### Your task
How many lines of the data include the string "this"? State that number alone.

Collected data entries
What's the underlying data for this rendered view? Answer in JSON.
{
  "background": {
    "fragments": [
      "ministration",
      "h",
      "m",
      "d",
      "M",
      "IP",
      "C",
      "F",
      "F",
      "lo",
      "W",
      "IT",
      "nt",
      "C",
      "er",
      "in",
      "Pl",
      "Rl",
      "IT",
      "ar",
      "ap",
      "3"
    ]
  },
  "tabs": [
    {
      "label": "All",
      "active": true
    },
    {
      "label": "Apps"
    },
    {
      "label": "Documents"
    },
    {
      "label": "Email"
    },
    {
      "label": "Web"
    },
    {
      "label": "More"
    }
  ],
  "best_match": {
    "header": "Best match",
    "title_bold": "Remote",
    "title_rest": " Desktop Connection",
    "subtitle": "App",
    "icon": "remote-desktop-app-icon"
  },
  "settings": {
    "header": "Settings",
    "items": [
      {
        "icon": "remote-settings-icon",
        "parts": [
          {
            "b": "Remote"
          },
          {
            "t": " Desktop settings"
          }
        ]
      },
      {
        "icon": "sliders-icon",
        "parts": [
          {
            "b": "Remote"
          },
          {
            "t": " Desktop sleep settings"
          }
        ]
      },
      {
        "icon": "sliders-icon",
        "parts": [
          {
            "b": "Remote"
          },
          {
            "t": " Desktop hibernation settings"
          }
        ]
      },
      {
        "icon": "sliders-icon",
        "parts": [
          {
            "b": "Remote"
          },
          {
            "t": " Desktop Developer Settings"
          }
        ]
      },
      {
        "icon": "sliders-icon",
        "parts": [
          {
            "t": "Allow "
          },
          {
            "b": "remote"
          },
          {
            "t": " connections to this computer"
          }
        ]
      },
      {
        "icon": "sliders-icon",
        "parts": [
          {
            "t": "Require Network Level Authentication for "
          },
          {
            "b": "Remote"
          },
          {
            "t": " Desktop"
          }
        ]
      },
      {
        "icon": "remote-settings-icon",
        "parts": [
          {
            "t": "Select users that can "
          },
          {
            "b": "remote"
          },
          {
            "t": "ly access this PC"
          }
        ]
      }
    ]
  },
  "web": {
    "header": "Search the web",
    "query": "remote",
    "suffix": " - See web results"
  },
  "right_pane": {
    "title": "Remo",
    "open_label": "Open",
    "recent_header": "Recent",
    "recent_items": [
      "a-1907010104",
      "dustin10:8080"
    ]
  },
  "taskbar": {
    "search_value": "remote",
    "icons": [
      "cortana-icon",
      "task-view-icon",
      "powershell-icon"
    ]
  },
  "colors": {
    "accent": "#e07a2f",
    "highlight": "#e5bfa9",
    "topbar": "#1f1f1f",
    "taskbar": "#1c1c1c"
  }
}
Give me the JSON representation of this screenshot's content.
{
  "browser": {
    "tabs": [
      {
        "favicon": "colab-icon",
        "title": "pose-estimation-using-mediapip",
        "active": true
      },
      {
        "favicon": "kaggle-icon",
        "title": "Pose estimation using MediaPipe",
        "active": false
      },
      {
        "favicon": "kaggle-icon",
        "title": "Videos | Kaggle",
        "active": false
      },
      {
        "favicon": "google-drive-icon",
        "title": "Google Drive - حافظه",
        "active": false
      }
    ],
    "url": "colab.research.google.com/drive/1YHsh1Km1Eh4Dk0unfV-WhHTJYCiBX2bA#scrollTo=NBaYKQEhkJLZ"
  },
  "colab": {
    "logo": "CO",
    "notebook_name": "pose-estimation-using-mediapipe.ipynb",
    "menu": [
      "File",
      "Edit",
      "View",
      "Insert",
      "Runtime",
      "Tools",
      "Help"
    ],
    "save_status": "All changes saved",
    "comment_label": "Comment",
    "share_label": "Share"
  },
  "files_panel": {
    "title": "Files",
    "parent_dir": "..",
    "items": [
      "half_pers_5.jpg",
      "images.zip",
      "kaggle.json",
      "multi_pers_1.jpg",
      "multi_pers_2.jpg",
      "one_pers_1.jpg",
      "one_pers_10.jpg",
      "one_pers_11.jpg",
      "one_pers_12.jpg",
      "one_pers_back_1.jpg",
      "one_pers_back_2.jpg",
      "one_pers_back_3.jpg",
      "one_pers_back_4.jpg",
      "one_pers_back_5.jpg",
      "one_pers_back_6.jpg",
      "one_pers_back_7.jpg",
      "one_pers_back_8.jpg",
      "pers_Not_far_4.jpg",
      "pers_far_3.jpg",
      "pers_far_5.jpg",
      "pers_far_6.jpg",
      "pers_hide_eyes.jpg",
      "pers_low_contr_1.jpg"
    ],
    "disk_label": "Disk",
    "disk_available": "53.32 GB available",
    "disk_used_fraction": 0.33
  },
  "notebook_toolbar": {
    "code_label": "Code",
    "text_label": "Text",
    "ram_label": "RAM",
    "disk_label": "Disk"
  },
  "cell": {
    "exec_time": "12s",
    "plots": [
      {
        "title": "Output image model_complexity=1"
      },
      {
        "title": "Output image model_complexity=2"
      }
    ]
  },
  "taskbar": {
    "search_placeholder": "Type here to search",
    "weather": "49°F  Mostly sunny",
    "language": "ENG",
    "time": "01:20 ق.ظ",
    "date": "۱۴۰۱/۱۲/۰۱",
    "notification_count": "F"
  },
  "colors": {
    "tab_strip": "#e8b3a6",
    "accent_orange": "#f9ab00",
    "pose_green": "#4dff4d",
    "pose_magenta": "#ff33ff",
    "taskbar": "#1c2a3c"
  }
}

### Reply to the exercise
4